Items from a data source
Segment Open
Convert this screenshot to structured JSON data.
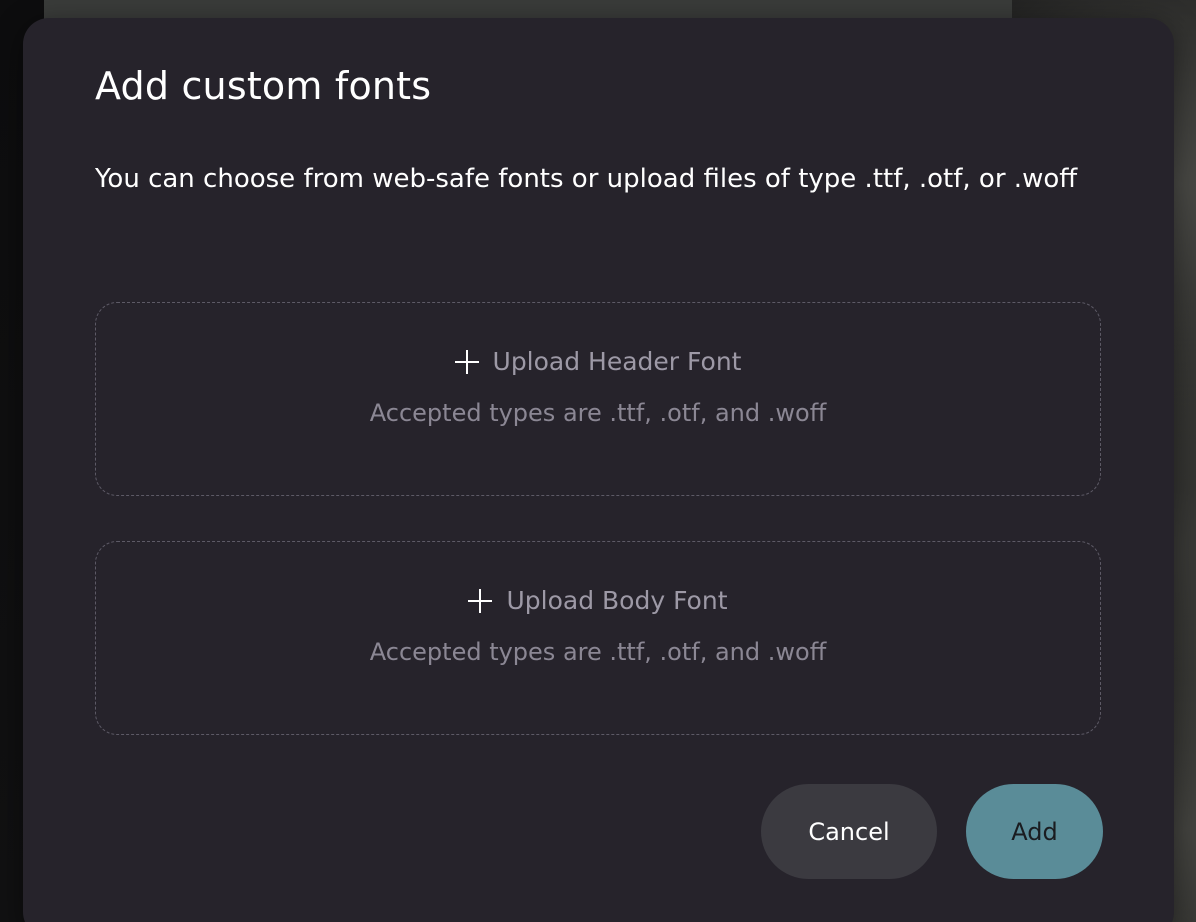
{
  "modal": {
    "title": "Add custom fonts",
    "description": "You can choose from web-safe fonts or upload files of type .ttf, .otf, or .woff"
  },
  "header_upload": {
    "icon": "plus-icon",
    "label": "Upload Header Font",
    "hint": "Accepted types are .ttf, .otf, and .woff"
  },
  "body_upload": {
    "icon": "plus-icon",
    "label": "Upload Body Font",
    "hint": "Accepted types are .ttf, .otf, and .woff"
  },
  "actions": {
    "cancel_label": "Cancel",
    "add_label": "Add"
  },
  "colors": {
    "modal_bg": "#26232b",
    "accent": "#5a8c98",
    "secondary_button": "#3b3a40",
    "muted_text": "#9d99a6"
  }
}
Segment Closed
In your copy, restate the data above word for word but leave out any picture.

• [Solution to the exercise]:
Convert this screenshot to structured JSON data.
{
  "modal": {
    "title": "Add custom fonts",
    "description": "You can choose from web-safe fonts or upload files of type .ttf, .otf, or .woff"
  },
  "header_upload": {
    "icon": "plus-icon",
    "label": "Upload Header Font",
    "hint": "Accepted types are .ttf, .otf, and .woff"
  },
  "body_upload": {
    "icon": "plus-icon",
    "label": "Upload Body Font",
    "hint": "Accepted types are .ttf, .otf, and .woff"
  },
  "actions": {
    "cancel_label": "Cancel",
    "add_label": "Add"
  },
  "colors": {
    "modal_bg": "#26232b",
    "accent": "#5a8c98",
    "secondary_button": "#3b3a40",
    "muted_text": "#9d99a6"
  }
}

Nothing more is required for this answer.